Start Printed Page 2420

(iii) Lower Clark Fork River Subunit.

(A) [Reserved for textual description of unit.]

(B) Note: Map of Critical Habitat for the bull trout (Salvelinus confluentus), Lower Clark Fork River Subunit, follows:

Start Printed Page 2421

(iv) Middle Clark Fork River Subunit.

(A) [Reserved for textual description of unit.]

(B) Note: Map of Critical Habitat for the bull trout (Salvelinus confluentus), Middle Clark Fork River Subunit, follows:

Start Printed Page 2422

(v) Upper Clark Fork River Subunit.

(A) [Reserved for textual description of unit.]

(B) Note: Map of Critical Habitat for the bull trout (Salvelinus confluentus), Upper Clark Fork River Subunit, follows:

Start Printed Page 2423

(vi) Bitterroot River Subunit.

(A) [Reserved for textual description of unit.]

(B) Note: Map of Critical Habitat for the bull trout (Salvelinus confluentus), Bitterroot River Subunit, follows:

Start Printed Page 2424

(vii) Rock Creek Subunit

(A) [Reserved for textual description of unit.]

(B) Note: Map of Critical Habitat for the bull trout (Salvelinus confluentus), Rock Creek Subunit, follows:

Start Printed Page 2425

(viii) Blackfoot River Subunit.

(A) [Reserved for textual description of unit.]

(B) Note: Map of Critical Habitat for the bull trout (Salvelinus confluentus), Blackfoot River Subunit, follows:

Start Printed Page 2426

(ix) Clearwater River and Lakes Subunit.

(A) [Reserved for textual description of unit.]

(B) Note: Map of Critical Habitat for the bull trout (Salvelinus confluentus), Clearwater River and Lakes Subunit, follows:

Start Printed Page 2427

(x) Flathead Lake, Flathead River, and Headwater Lakes (Flathead) Subunit.

(A) [Reserved for textual description of unit.]

(B) Note: Map of Critical Habitat for the bull trout (Salvelinus confluentus), Flathead Lake, Flathead River, and Headwater Lakes (Flathead) Subunit follows:

Start Printed Page 2428

Start Printed Page 2429

(xi) Swan River and Lakes (Swan) Subunit.

(A) [Reserved for textual description of unit.]

(B) Note: Map of Critical Habitat for the bull trout (Salvelinus confluentus), Swan River and Lakes (Swan) Subunit, follows:

Start Printed Page 2430

(xii) Hungry Horse Reservoir, South Fork Flathead River and Headwater Lakes (South Fork Flathead) Subunit.

(A) [Reserved for textual description of unit.]

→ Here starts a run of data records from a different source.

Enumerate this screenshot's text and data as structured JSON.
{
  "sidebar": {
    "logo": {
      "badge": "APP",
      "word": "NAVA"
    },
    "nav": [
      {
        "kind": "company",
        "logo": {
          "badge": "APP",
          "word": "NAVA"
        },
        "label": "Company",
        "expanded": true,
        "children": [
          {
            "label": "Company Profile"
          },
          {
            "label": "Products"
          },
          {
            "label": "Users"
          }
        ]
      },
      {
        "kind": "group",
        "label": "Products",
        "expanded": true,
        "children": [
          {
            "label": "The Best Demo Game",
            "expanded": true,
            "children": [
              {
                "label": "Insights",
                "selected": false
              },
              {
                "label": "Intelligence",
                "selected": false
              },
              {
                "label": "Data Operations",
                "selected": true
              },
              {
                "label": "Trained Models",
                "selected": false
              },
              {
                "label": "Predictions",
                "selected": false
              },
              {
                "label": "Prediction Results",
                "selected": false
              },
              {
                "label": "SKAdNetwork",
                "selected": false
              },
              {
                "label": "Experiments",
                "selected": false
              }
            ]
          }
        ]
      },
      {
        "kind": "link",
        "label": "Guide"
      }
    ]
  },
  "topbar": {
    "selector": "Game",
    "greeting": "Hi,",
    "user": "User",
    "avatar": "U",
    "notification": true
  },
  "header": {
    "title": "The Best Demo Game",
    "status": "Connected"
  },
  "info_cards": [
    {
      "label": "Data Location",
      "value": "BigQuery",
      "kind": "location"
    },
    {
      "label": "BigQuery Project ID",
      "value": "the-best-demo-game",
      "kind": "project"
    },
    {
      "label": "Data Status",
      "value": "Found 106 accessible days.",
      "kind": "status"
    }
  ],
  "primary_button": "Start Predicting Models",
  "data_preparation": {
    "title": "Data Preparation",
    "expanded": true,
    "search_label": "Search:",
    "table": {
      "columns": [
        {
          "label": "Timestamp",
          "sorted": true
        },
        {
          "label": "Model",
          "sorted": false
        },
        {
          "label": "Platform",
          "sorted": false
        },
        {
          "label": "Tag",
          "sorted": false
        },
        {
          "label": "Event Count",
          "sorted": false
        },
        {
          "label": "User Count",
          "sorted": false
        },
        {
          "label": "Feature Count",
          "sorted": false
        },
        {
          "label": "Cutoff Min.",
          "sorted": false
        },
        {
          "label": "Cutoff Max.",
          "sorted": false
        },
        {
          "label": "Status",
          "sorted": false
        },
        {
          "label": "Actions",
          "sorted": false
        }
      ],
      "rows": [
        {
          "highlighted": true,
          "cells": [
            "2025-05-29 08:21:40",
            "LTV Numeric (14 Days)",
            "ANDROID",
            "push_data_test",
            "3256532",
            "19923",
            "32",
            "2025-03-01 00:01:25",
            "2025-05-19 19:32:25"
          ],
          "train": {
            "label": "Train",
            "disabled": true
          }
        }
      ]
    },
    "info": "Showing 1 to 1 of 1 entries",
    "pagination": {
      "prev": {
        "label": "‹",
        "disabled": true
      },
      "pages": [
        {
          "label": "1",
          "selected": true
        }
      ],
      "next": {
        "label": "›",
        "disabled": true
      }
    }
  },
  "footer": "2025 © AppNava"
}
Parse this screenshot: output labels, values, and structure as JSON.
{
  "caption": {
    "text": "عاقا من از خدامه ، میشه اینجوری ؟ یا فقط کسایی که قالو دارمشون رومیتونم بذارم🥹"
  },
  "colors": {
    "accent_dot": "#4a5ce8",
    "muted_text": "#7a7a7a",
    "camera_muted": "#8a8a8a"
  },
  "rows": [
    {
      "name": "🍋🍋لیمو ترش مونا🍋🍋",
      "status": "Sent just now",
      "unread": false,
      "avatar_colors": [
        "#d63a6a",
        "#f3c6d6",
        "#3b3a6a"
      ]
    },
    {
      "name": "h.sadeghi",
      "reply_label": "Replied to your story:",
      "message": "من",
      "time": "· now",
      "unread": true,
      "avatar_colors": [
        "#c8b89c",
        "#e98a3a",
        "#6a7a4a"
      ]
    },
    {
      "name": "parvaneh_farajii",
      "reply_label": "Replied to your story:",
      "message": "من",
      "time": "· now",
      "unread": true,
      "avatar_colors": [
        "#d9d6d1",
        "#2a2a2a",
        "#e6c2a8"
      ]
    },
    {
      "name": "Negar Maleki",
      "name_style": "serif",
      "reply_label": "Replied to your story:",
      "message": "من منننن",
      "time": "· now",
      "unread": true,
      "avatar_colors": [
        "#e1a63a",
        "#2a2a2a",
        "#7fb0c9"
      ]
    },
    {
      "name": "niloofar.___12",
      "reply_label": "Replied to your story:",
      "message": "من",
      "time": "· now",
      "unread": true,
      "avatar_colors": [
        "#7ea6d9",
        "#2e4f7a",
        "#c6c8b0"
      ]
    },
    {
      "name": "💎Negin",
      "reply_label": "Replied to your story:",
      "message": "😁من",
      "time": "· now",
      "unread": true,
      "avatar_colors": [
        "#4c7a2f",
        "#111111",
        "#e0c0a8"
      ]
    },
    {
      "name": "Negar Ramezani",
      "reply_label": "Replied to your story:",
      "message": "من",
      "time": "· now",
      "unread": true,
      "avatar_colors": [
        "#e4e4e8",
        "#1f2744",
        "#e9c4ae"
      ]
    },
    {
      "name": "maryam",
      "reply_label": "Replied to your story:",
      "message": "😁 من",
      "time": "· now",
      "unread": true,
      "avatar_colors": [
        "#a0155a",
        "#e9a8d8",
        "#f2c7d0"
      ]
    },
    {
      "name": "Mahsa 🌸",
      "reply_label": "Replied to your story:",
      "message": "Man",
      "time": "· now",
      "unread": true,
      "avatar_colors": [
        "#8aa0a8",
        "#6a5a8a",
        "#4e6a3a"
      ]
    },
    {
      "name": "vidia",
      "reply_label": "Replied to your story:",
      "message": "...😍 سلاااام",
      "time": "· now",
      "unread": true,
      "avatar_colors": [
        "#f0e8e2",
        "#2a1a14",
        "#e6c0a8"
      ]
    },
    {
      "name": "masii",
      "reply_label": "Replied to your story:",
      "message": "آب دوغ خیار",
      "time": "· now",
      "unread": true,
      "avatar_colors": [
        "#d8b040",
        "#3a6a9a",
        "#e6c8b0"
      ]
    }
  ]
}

(B) Note: Map of Critical Habitat for the bull trout (Salvelinus confluentus), Hungry Horse Reservoir, South Fork Flathead River and Headwater Lakes (South Fork Flathead) Subunit, follows:

(37) Unit 32: Saint Mary River Basin Unit, Montana.

(i) [Reserved for textual description of unit.]

(ii) Note: Map of Critical Habitat for the bull trout (Salvelinus confluentus), Saint Mary River Basin Unit, follows:

Start Printed Page 2431

Start Signature

Dated: December 31, 2009

Eileen Sobeck,

Acting Assistant Secretary for Fish and Wildlife and Parks.

End Signature End Supplemental Information

BILLING CODE 4310-55-S

BILLING CODE 4310-55-S

[FR Doc. 2010-176 Filed 1-13-10; 8:45 am]

BILLING CODE 4310-55-C